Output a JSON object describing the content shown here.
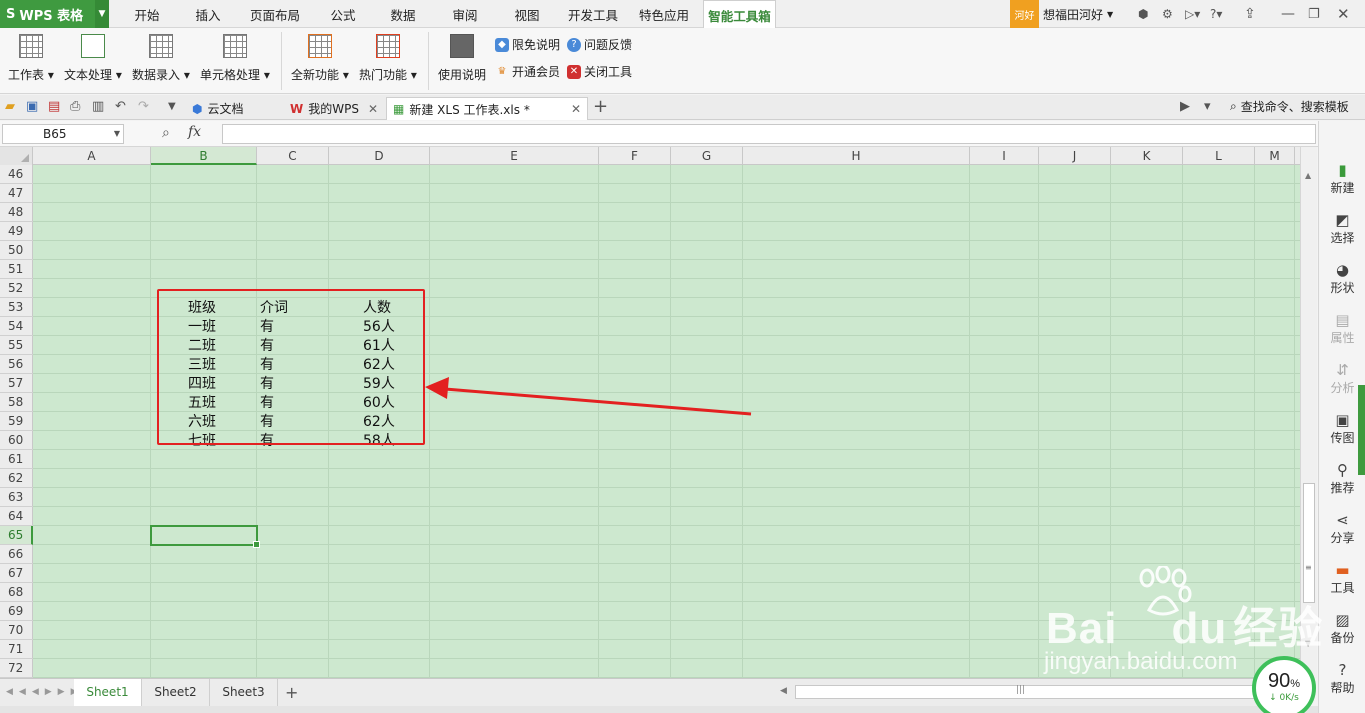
{
  "app": {
    "title": "WPS 表格",
    "logo": "S"
  },
  "menu": {
    "items": [
      "开始",
      "插入",
      "页面布局",
      "公式",
      "数据",
      "审阅",
      "视图",
      "开发工具",
      "特色应用",
      "智能工具箱"
    ],
    "active": "智能工具箱"
  },
  "user": {
    "badge": "河好",
    "name": "想福田河好"
  },
  "ribbon": {
    "buttons": [
      "工作表",
      "文本处理",
      "数据录入",
      "单元格处理",
      "全新功能",
      "热门功能",
      "使用说明"
    ],
    "small": [
      "限免说明",
      "问题反馈",
      "开通会员",
      "关闭工具"
    ]
  },
  "tabs": {
    "items": [
      "云文档",
      "我的WPS",
      "新建 XLS 工作表.xls *"
    ],
    "search": "查找命令、搜索模板"
  },
  "formula": {
    "namebox": "B65",
    "fx": "fx",
    "value": ""
  },
  "columns": [
    "A",
    "B",
    "C",
    "D",
    "E",
    "F",
    "G",
    "H",
    "I",
    "J",
    "K",
    "L",
    "M"
  ],
  "rows": [
    "46",
    "47",
    "48",
    "49",
    "50",
    "51",
    "52",
    "53",
    "54",
    "55",
    "56",
    "57",
    "58",
    "59",
    "60",
    "61",
    "62",
    "63",
    "64",
    "65",
    "66",
    "67",
    "68",
    "69",
    "70",
    "71",
    "72"
  ],
  "selected": {
    "column": "B",
    "row": "65"
  },
  "table": {
    "header": [
      "班级",
      "介词",
      "人数"
    ],
    "rows": [
      [
        "一班",
        "有",
        "56人"
      ],
      [
        "二班",
        "有",
        "61人"
      ],
      [
        "三班",
        "有",
        "62人"
      ],
      [
        "四班",
        "有",
        "59人"
      ],
      [
        "五班",
        "有",
        "60人"
      ],
      [
        "六班",
        "有",
        "62人"
      ],
      [
        "七班",
        "有",
        "58人"
      ]
    ]
  },
  "sidepanel": {
    "items": [
      "新建",
      "选择",
      "形状",
      "属性",
      "分析",
      "传图",
      "推荐",
      "分享",
      "工具",
      "备份",
      "帮助"
    ],
    "disabled": [
      "属性",
      "分析"
    ]
  },
  "sheets": {
    "items": [
      "Sheet1",
      "Sheet2",
      "Sheet3"
    ],
    "active": "Sheet1"
  },
  "speed": {
    "percent": "90",
    "unit": "%",
    "rate": "0K/s"
  },
  "watermark": {
    "brand": "Bai",
    "brand2": "du",
    "cn": "经验",
    "url": "jingyan.baidu.com"
  },
  "colors": {
    "accent": "#3f9a40",
    "sheet_bg": "#cde8cf",
    "annotation": "#e32020"
  }
}
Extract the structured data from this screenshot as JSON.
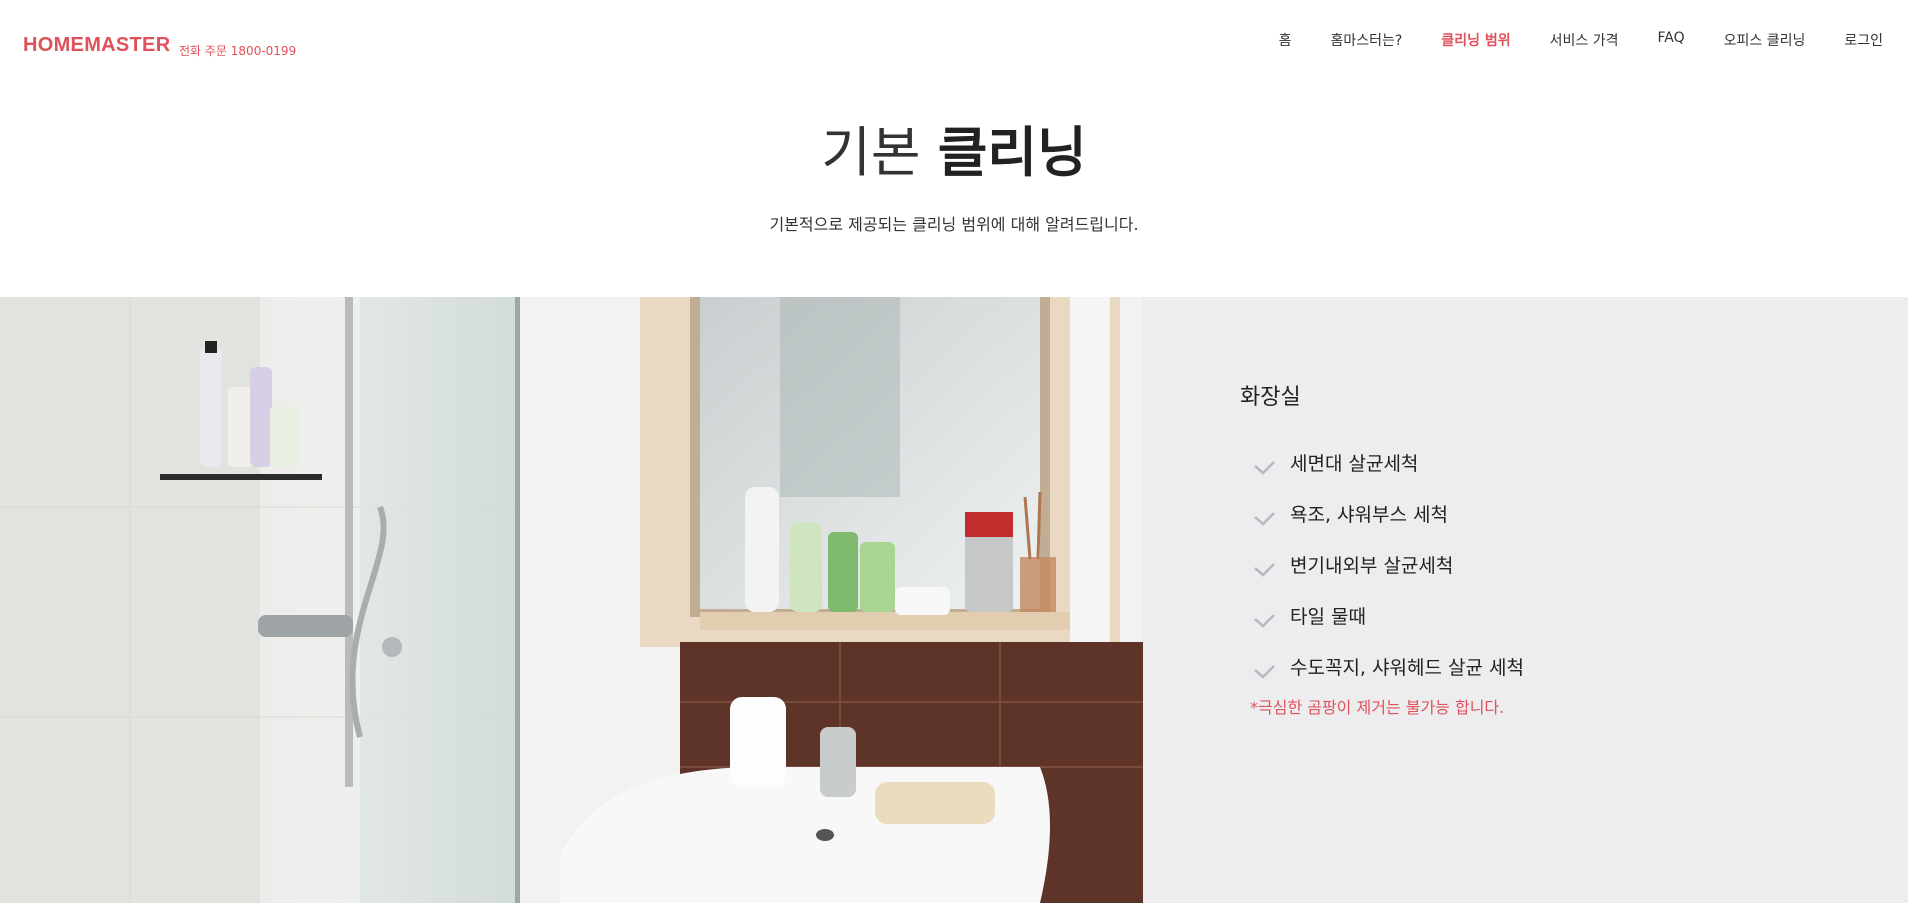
{
  "header": {
    "logo": "HOMEMASTER",
    "phone": "전화 주문 1800-0199",
    "nav": [
      {
        "label": "홈",
        "active": false
      },
      {
        "label": "홈마스터는?",
        "active": false
      },
      {
        "label": "클리닝 범위",
        "active": true
      },
      {
        "label": "서비스 가격",
        "active": false
      },
      {
        "label": "FAQ",
        "active": false
      },
      {
        "label": "오피스 클리닝",
        "active": false
      },
      {
        "label": "로그인",
        "active": false
      }
    ]
  },
  "hero": {
    "title_light": "기본",
    "title_bold": "클리닝",
    "subtitle": "기본적으로 제공되는 클리닝 범위에 대해 알려드립니다."
  },
  "section": {
    "title": "화장실",
    "items": [
      "세면대 살균세척",
      "욕조, 샤워부스 세척",
      "변기내외부 살균세척",
      "타일 물때",
      "수도꼭지, 샤워헤드 살균 세척"
    ],
    "note": "*극심한 곰팡이 제거는 불가능 합니다.",
    "check_icon": "check-icon"
  },
  "colors": {
    "accent": "#e0525a",
    "panel_bg": "#ededf0"
  }
}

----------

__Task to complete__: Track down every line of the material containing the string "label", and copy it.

__Output below__:
        "label": "홈",
        "label": "홈마스터는?",
        "label": "클리닝 범위",
        "label": "서비스 가격",
        "label": "FAQ",
        "label": "오피스 클리닝",
        "label": "로그인",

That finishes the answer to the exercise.